Betterment’s core feature is Tax Loss Harvesting (TLH). Betterment explains TLH as “the practice of selling a security that has experienced a loss.” This is especially useful to investors as they are able to offset taxes on both gains and income. Acorns does not offer Tax Loss Harvesting, so if you want to earn more now than when you give up work, Tax Loss Harvesting can be advantageous as it can bring big gains over time to your portfolio.
RetireGuide is another big feature of Betterment. This is useful to those retired or retiring in the near future. Although not for everyone, it still adds up to Betterment’s fight against Acorn. More information on RetireGuide can be found here.
THE WINNER: Betterment. Acorns’ Round-Up is a great feature and perfect for non-savers, but it will not generate money as much as Betterment’s TLH. If you want your money to grow faster automatically, TLH can do that for you. Add to that their ReitreGuide and you are on your way to making money while asleep.
Several companies will encourage you to invest with them using tons of enticing deals. But even if these deals are great, you have to make sure that they are perfect for you, so it’s important to do your research before signing up.
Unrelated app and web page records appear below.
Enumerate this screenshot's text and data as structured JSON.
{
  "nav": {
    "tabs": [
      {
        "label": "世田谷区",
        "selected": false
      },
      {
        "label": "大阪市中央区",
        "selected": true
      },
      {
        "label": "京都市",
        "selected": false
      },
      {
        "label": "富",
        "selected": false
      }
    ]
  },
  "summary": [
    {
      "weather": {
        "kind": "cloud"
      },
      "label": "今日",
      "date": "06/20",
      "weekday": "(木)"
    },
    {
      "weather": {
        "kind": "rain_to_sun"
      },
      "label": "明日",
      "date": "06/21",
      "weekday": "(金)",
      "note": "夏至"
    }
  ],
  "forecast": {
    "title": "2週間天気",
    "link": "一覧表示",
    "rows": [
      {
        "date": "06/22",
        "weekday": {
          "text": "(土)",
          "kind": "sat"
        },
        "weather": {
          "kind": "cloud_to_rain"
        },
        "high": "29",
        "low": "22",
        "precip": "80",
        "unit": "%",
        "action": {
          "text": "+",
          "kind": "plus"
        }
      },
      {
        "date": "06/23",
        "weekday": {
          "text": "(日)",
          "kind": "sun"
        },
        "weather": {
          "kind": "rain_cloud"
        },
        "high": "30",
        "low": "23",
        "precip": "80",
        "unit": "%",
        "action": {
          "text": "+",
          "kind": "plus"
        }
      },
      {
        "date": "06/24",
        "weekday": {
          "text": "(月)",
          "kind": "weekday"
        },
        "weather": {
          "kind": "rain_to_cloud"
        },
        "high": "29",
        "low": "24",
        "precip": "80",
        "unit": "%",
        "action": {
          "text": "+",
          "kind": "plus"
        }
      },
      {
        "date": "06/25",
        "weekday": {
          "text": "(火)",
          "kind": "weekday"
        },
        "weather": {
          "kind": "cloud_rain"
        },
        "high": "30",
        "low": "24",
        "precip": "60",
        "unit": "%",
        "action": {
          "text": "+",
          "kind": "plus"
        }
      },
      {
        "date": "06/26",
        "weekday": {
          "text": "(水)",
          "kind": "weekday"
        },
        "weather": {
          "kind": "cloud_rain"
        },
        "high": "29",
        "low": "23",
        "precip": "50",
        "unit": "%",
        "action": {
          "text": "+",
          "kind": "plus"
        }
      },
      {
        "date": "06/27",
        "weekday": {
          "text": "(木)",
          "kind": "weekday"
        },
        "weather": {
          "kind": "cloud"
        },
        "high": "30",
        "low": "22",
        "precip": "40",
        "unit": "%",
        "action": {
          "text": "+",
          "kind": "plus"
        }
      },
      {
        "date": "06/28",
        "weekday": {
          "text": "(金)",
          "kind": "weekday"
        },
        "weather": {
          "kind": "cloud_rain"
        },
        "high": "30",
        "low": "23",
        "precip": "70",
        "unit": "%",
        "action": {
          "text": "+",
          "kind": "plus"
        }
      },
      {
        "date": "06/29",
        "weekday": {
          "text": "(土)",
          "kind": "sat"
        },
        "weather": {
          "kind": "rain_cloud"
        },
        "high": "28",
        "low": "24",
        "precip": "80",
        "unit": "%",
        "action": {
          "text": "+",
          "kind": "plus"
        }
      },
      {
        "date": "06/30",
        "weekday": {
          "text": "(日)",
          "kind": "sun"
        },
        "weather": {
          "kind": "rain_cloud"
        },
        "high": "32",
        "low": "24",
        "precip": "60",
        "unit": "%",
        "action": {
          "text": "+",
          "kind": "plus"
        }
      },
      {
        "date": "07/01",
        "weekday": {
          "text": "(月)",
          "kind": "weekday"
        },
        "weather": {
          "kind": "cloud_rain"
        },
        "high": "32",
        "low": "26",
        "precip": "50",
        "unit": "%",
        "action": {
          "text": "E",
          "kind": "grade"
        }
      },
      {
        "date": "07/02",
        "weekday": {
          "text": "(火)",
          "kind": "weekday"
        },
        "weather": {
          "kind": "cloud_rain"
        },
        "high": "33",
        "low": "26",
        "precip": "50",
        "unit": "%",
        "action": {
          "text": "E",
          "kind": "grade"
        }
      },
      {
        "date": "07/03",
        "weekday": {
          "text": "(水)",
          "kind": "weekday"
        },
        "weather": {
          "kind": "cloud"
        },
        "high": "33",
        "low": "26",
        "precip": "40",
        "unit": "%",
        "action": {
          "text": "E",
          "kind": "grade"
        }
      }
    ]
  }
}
Currently, students can invest for free using Acorns, as long as that student has a valid .edu email address. With this promotion, they are targeting students as potential investors while they are still young. And possibly so they can grow old with them, brilliant!
Betterment offers up to 6 months of service completely free for everyone regardless of their occupational status. Although time-limited, a six-month free service is still a big help, but knowing what the fees will be after that initial six-month term is vital.
THE WINNER: Betterment. Because Betterment provides better features than Acorns, it’s safe to say that they can charge you for using their services. With their six months of free service, you can save as much as $250 every month.
Acorns and Betterment are both protected under SIPC and registered with the SEC. SIPC does protect against unsuccessful brokerage companies from bankruptcy or other matters of insolvency that might cause them to be unable to pay you your money back.
You’re insured up to $500,000 with each brokerage through SIPC for that. So whether you invest in Acorns or Betterment, your money is safe and secured.
It’s important to note that SIPC will not protect your assets from a market decline. If your investments’ value decline because of the market’s instability, you can’t ask SIPC to cover you.
THE WINNER: Tie. Security is a number one priority when it comes to money, especially when you are investing it. Acorns and Betterment are legitimate and above the board with what they are doing. Both offer safe and secure transactions without hidden fees.
The Bottom Line
Both apps are designed well, centered on a smart system, and prepared to help you save and invest today.
For the average investor, Betterment is the clear winner. Although Acorns may seem cool and fun because of its Round-Up feature, it will not make you rich enough to get on a day when you retire. With Betterment having been found in 2008, it has a few years head start on Acorns, which was founded in 2012.
OUR ADVICE: Do not limit yourself to just one robo-advisor. Use Betterment to manage your overall investments while you use Acorns to save and invest your loose change.